## Given entries
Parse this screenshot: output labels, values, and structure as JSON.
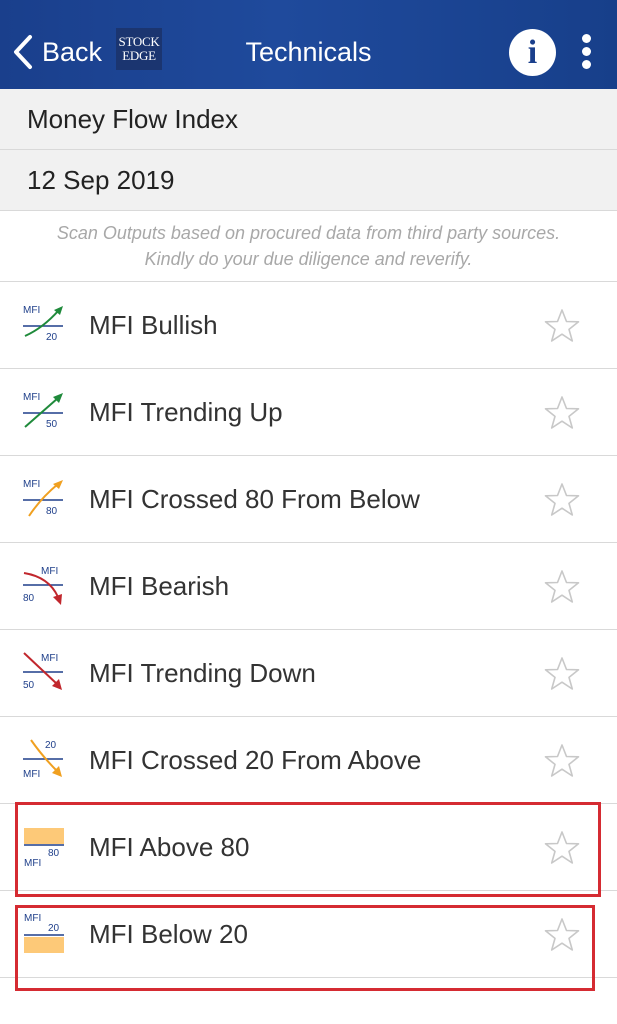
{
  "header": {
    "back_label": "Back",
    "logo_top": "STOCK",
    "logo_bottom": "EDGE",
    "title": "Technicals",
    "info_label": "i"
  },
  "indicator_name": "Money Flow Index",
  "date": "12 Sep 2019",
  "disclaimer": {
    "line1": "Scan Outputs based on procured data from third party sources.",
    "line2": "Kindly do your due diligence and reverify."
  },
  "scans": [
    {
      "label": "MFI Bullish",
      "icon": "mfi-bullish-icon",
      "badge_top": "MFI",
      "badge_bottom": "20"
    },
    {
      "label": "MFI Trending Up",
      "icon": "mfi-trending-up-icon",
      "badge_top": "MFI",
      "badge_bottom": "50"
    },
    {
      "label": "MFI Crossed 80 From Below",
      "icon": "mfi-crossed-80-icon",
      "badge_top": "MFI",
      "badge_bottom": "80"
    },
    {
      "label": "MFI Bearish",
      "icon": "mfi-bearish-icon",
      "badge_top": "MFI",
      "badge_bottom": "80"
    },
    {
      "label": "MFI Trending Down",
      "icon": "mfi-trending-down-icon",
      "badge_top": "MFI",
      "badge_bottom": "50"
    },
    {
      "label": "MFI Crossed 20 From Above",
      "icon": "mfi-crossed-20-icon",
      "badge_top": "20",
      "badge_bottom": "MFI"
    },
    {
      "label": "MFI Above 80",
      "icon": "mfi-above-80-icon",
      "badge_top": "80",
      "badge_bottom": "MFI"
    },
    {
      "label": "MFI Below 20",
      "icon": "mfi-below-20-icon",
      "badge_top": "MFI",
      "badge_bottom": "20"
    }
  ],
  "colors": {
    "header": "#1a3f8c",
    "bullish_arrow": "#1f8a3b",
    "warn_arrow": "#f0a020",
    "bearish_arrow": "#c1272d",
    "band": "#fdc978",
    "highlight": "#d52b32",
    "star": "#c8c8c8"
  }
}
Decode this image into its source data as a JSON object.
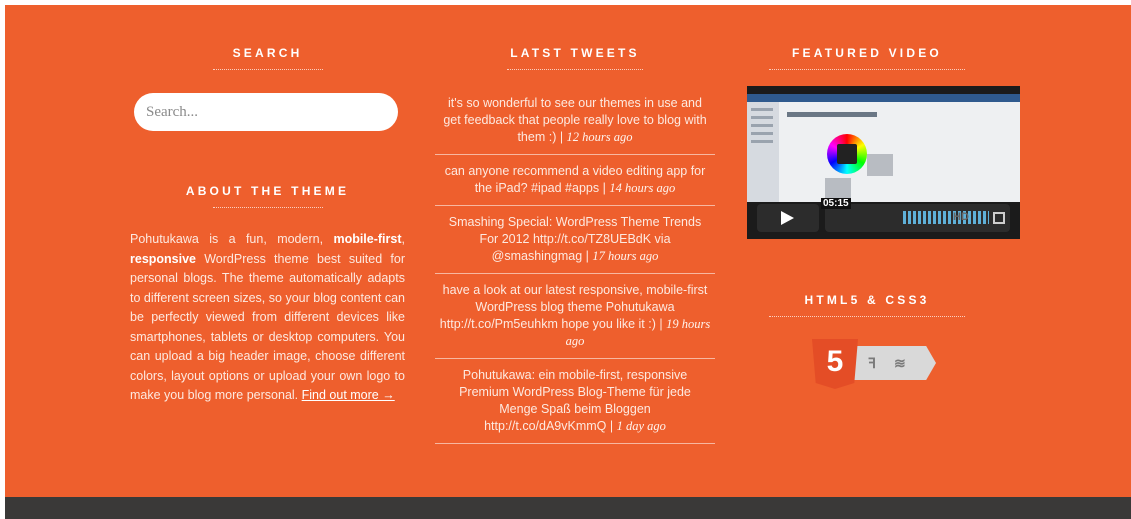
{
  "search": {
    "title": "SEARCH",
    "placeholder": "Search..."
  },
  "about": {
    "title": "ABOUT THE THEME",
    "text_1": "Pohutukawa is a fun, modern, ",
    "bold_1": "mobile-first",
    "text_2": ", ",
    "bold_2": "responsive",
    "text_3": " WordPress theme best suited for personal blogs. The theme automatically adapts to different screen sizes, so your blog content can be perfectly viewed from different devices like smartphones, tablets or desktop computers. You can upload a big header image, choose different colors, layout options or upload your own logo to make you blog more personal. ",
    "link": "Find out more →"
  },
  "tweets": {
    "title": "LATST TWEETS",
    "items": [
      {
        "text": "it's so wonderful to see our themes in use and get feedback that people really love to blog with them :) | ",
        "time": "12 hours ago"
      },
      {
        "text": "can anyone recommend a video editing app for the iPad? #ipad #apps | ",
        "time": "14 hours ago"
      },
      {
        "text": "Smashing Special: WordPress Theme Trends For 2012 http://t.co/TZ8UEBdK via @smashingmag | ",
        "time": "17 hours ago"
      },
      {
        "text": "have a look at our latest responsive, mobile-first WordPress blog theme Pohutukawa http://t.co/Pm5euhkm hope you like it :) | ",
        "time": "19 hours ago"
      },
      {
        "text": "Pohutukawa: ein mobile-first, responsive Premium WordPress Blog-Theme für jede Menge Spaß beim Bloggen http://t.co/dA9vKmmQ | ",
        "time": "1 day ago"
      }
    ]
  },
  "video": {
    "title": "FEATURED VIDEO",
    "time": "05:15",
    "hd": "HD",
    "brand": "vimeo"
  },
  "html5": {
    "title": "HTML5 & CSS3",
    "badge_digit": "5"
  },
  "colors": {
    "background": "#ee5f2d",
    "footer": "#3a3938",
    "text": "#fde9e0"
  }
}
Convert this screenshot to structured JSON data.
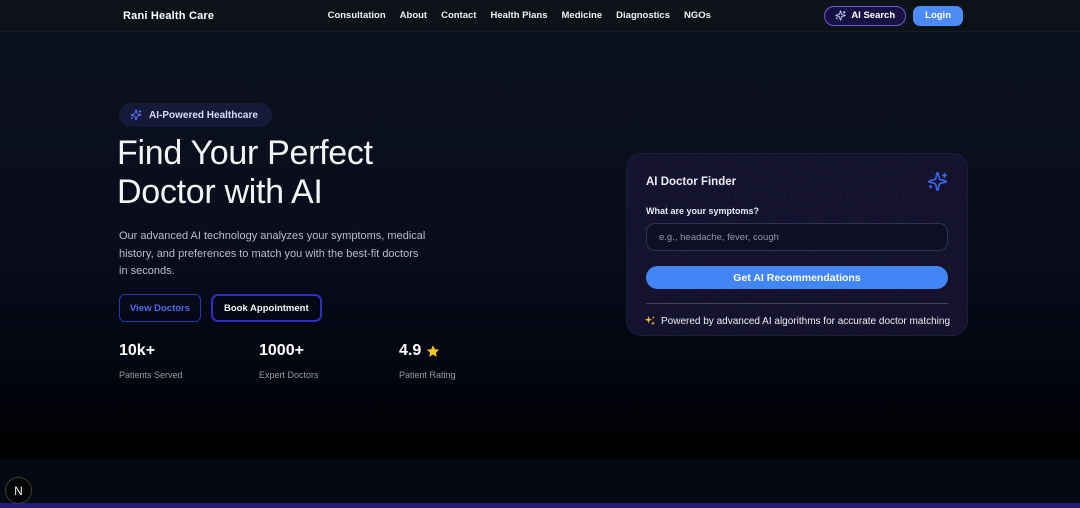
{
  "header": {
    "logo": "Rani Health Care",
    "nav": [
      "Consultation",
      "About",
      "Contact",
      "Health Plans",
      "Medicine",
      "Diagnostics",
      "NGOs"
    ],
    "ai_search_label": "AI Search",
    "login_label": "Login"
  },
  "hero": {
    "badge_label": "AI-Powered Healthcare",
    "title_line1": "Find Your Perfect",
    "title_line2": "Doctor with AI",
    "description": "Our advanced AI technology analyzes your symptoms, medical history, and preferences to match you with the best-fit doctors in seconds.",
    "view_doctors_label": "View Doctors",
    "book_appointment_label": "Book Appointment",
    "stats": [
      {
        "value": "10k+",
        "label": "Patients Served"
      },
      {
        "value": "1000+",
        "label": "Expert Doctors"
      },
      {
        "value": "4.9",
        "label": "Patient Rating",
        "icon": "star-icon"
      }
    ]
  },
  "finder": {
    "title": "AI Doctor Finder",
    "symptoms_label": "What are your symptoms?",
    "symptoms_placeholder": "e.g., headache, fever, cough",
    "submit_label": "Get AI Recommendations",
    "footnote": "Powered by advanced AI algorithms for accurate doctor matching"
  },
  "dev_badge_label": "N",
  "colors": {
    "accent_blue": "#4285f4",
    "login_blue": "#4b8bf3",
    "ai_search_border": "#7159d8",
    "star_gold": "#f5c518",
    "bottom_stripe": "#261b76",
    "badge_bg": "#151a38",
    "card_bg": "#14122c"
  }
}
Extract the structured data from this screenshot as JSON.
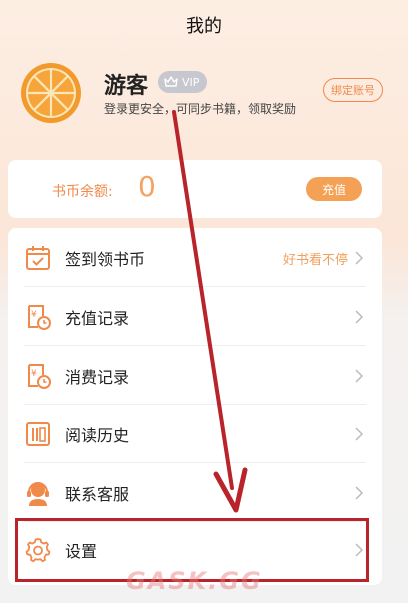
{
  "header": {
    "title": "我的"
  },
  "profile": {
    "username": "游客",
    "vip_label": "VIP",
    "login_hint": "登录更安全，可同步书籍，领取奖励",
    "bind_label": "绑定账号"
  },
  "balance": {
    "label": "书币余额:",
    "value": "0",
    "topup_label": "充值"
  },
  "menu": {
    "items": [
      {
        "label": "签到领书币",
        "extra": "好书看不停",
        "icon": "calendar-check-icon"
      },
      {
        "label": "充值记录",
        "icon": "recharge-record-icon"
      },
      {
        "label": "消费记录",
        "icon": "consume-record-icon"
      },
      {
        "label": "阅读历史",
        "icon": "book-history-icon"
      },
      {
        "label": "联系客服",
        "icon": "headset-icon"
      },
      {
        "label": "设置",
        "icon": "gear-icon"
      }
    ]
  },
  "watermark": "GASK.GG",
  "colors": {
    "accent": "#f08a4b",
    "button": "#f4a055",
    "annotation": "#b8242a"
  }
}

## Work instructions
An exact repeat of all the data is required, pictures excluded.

## Solution to this exercise
Parse this screenshot: output labels, values, and structure as JSON.
{
  "header": {
    "back_label": "Back",
    "logo_top": "STOCK",
    "logo_bottom": "EDGE",
    "title": "Technicals",
    "info_label": "i"
  },
  "indicator_name": "Money Flow Index",
  "date": "12 Sep 2019",
  "disclaimer": {
    "line1": "Scan Outputs based on procured data from third party sources.",
    "line2": "Kindly do your due diligence and reverify."
  },
  "scans": [
    {
      "label": "MFI Bullish",
      "icon": "mfi-bullish-icon",
      "badge_top": "MFI",
      "badge_bottom": "20"
    },
    {
      "label": "MFI Trending Up",
      "icon": "mfi-trending-up-icon",
      "badge_top": "MFI",
      "badge_bottom": "50"
    },
    {
      "label": "MFI Crossed 80 From Below",
      "icon": "mfi-crossed-80-icon",
      "badge_top": "MFI",
      "badge_bottom": "80"
    },
    {
      "label": "MFI Bearish",
      "icon": "mfi-bearish-icon",
      "badge_top": "MFI",
      "badge_bottom": "80"
    },
    {
      "label": "MFI Trending Down",
      "icon": "mfi-trending-down-icon",
      "badge_top": "MFI",
      "badge_bottom": "50"
    },
    {
      "label": "MFI Crossed 20 From Above",
      "icon": "mfi-crossed-20-icon",
      "badge_top": "20",
      "badge_bottom": "MFI"
    },
    {
      "label": "MFI Above 80",
      "icon": "mfi-above-80-icon",
      "badge_top": "80",
      "badge_bottom": "MFI"
    },
    {
      "label": "MFI Below 20",
      "icon": "mfi-below-20-icon",
      "badge_top": "MFI",
      "badge_bottom": "20"
    }
  ],
  "colors": {
    "header": "#1a3f8c",
    "bullish_arrow": "#1f8a3b",
    "warn_arrow": "#f0a020",
    "bearish_arrow": "#c1272d",
    "band": "#fdc978",
    "highlight": "#d52b32",
    "star": "#c8c8c8"
  }
}
Decode this image into its source data as a JSON object.
{
  "search": {
    "title": "SEARCH",
    "placeholder": "Search..."
  },
  "about": {
    "title": "ABOUT THE THEME",
    "text_1": "Pohutukawa is a fun, modern, ",
    "bold_1": "mobile-first",
    "text_2": ", ",
    "bold_2": "responsive",
    "text_3": " WordPress theme best suited for personal blogs. The theme automatically adapts to different screen sizes, so your blog content can be perfectly viewed from different devices like smartphones, tablets or desktop computers. You can upload a big header image, choose different colors, layout options or upload your own logo to make you blog more personal. ",
    "link": "Find out more →"
  },
  "tweets": {
    "title": "LATST TWEETS",
    "items": [
      {
        "text": "it's so wonderful to see our themes in use and get feedback that people really love to blog with them :) | ",
        "time": "12 hours ago"
      },
      {
        "text": "can anyone recommend a video editing app for the iPad? #ipad #apps | ",
        "time": "14 hours ago"
      },
      {
        "text": "Smashing Special: WordPress Theme Trends For 2012 http://t.co/TZ8UEBdK via @smashingmag | ",
        "time": "17 hours ago"
      },
      {
        "text": "have a look at our latest responsive, mobile-first WordPress blog theme Pohutukawa http://t.co/Pm5euhkm hope you like it :) | ",
        "time": "19 hours ago"
      },
      {
        "text": "Pohutukawa: ein mobile-first, responsive Premium WordPress Blog-Theme für jede Menge Spaß beim Bloggen http://t.co/dA9vKmmQ | ",
        "time": "1 day ago"
      }
    ]
  },
  "video": {
    "title": "FEATURED VIDEO",
    "time": "05:15",
    "hd": "HD",
    "brand": "vimeo"
  },
  "html5": {
    "title": "HTML5 & CSS3",
    "badge_digit": "5"
  },
  "colors": {
    "background": "#ee5f2d",
    "footer": "#3a3938",
    "text": "#fde9e0"
  }
}
Convert this screenshot to structured JSON data.
{
  "header": {
    "logo": "Rani Health Care",
    "nav": [
      "Consultation",
      "About",
      "Contact",
      "Health Plans",
      "Medicine",
      "Diagnostics",
      "NGOs"
    ],
    "ai_search_label": "AI Search",
    "login_label": "Login"
  },
  "hero": {
    "badge_label": "AI-Powered Healthcare",
    "title_line1": "Find Your Perfect",
    "title_line2": "Doctor with AI",
    "description": "Our advanced AI technology analyzes your symptoms, medical history, and preferences to match you with the best-fit doctors in seconds.",
    "view_doctors_label": "View Doctors",
    "book_appointment_label": "Book Appointment",
    "stats": [
      {
        "value": "10k+",
        "label": "Patients Served"
      },
      {
        "value": "1000+",
        "label": "Expert Doctors"
      },
      {
        "value": "4.9",
        "label": "Patient Rating",
        "icon": "star-icon"
      }
    ]
  },
  "finder": {
    "title": "AI Doctor Finder",
    "symptoms_label": "What are your symptoms?",
    "symptoms_placeholder": "e.g., headache, fever, cough",
    "submit_label": "Get AI Recommendations",
    "footnote": "Powered by advanced AI algorithms for accurate doctor matching"
  },
  "dev_badge_label": "N",
  "colors": {
    "accent_blue": "#4285f4",
    "login_blue": "#4b8bf3",
    "ai_search_border": "#7159d8",
    "star_gold": "#f5c518",
    "bottom_stripe": "#261b76",
    "badge_bg": "#151a38",
    "card_bg": "#14122c"
  }
}
Extract the structured data from this screenshot as JSON.
{
  "header": {
    "title": "我的"
  },
  "profile": {
    "username": "游客",
    "vip_label": "VIP",
    "login_hint": "登录更安全，可同步书籍，领取奖励",
    "bind_label": "绑定账号"
  },
  "balance": {
    "label": "书币余额:",
    "value": "0",
    "topup_label": "充值"
  },
  "menu": {
    "items": [
      {
        "label": "签到领书币",
        "extra": "好书看不停",
        "icon": "calendar-check-icon"
      },
      {
        "label": "充值记录",
        "icon": "recharge-record-icon"
      },
      {
        "label": "消费记录",
        "icon": "consume-record-icon"
      },
      {
        "label": "阅读历史",
        "icon": "book-history-icon"
      },
      {
        "label": "联系客服",
        "icon": "headset-icon"
      },
      {
        "label": "设置",
        "icon": "gear-icon"
      }
    ]
  },
  "watermark": "GASK.GG",
  "colors": {
    "accent": "#f08a4b",
    "button": "#f4a055",
    "annotation": "#b8242a"
  }
}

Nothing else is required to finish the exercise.